Jump to ContentJump to Main Navigation
Classical Olbia and the Scythian WorldFrom the Sixth Century BC to the Second Century AD$
Users without a subscription are not able to see the full content.

David Braund and S D Kryzhitskiy

Print publication date: 2007

Print ISBN-13: 9780197264041

Published to British Academy Scholarship Online: January 2012

DOI: 10.5871/bacad/9780197264041.001.0001

Show Summary Details
Page of

PRINTED FROM BRITISH ACADEMY SCHOLARSHIP ONLINE (www.britishacademy.universitypressscholarship.com). (c) Copyright British Academy, 2022. All Rights Reserved. An individual user may print out a PDF of a single chapter of a monograph in BASO for personal use.date: 30 June 2022

Contacts between Greeks and Non-Greeks on the Lower Bug in the Sixth and Fifth Centuries bc

Contacts between Greeks and Non-Greeks on the Lower Bug in the Sixth and Fifth Centuries bc

(p.23) Contacts between Greeks and Non-Greeks on the Lower Bug in the Sixth and Fifth Centuries BC
Classical Olbia and the Scythian World


British Academy

The region of the lower Bug is a special place among the areas of Greek settlement on the north coast of the Black Sea. In the seventh century BC, this region expanded and was integrated into the sphere of Greek culture. The lower Bug of Olbia posited a significant mark in the history of the whole Pontic basin. This chapter does not present a review of the extensive literatures on Greek-native contacts on the north coast of the Black Sea, rather it discusses the issue of Greek-native relationships during the settlement period, specifically in the establishment of the Olbian state. It aims to refute Solovyov' observations and interpretations of the ancient Olbia and Greek civilization in this region wherein he contended that the dug-out dwellings and the potteries of the Olbian region were predominantly the result of native ingenuity. In this chapter, the text looks to evidence by focusing on only two kinds of material, namely dwelling-types and potteries. Such studies that were limited to such artefacts lead to a skewed, partial, and unsupported account which caused misleading accounts and depictions of the nature of Greek and Non-Greek relationships on the ancient lower Bug and on the period where contacts between Greek colonists and barbarians were dominant.

Keywords:   lower Bug, Greek settlement, Greek-native contacts, Greek-native relationships, Olbian state, Greek civilization, Greek colonists, barbarians, non-Greek

British Academy Scholarship Online requires a subscription or purchase to access the full text of books within the service. Public users can however freely search the site and view the abstracts and keywords for each book and chapter.
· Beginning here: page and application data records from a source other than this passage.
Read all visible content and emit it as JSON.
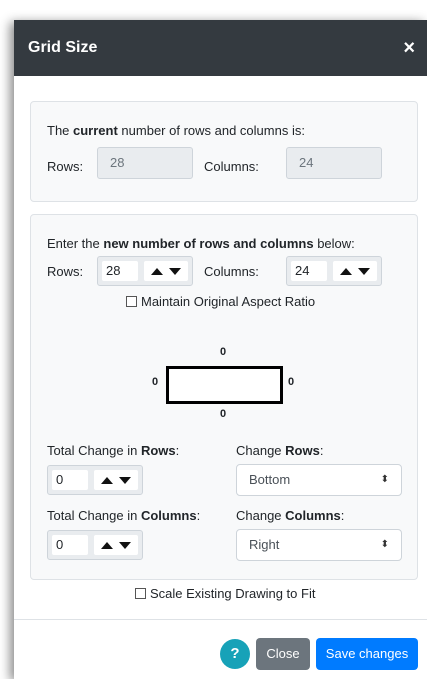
{
  "dialog": {
    "title": "Grid Size",
    "close_icon": "×"
  },
  "current": {
    "intro_prefix": "The ",
    "intro_bold": "current",
    "intro_suffix": " number of rows and columns is:",
    "rows_label": "Rows:",
    "rows_value": "28",
    "columns_label": "Columns:",
    "columns_value": "24"
  },
  "new_size": {
    "intro_prefix": "Enter the ",
    "intro_bold": "new number of rows and columns",
    "intro_suffix": " below:",
    "rows_label": "Rows:",
    "rows_value": "28",
    "columns_label": "Columns:",
    "columns_value": "24",
    "aspect_label": "Maintain Original Aspect Ratio",
    "aspect_checked": false
  },
  "preview": {
    "top": "0",
    "left": "0",
    "right": "0",
    "bottom": "0"
  },
  "change": {
    "rows_total_prefix": "Total Change in ",
    "rows_total_bold": "Rows",
    "rows_total_suffix": ":",
    "rows_total_value": "0",
    "change_rows_prefix": "Change ",
    "change_rows_bold": "Rows",
    "change_rows_suffix": ":",
    "change_rows_selected": "Bottom",
    "cols_total_prefix": "Total Change in ",
    "cols_total_bold": "Columns",
    "cols_total_suffix": ":",
    "cols_total_value": "0",
    "change_cols_prefix": "Change ",
    "change_cols_bold": "Columns",
    "change_cols_suffix": ":",
    "change_cols_selected": "Right"
  },
  "scale": {
    "label": "Scale Existing Drawing to Fit",
    "checked": false
  },
  "footer": {
    "help_label": "?",
    "close_label": "Close",
    "save_label": "Save changes"
  }
}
Please, subscribe or login to access full text content.

If you think you should have access to this title, please contact your librarian.

To troubleshoot, please check our FAQs , and if you can't find the answer there, please contact us.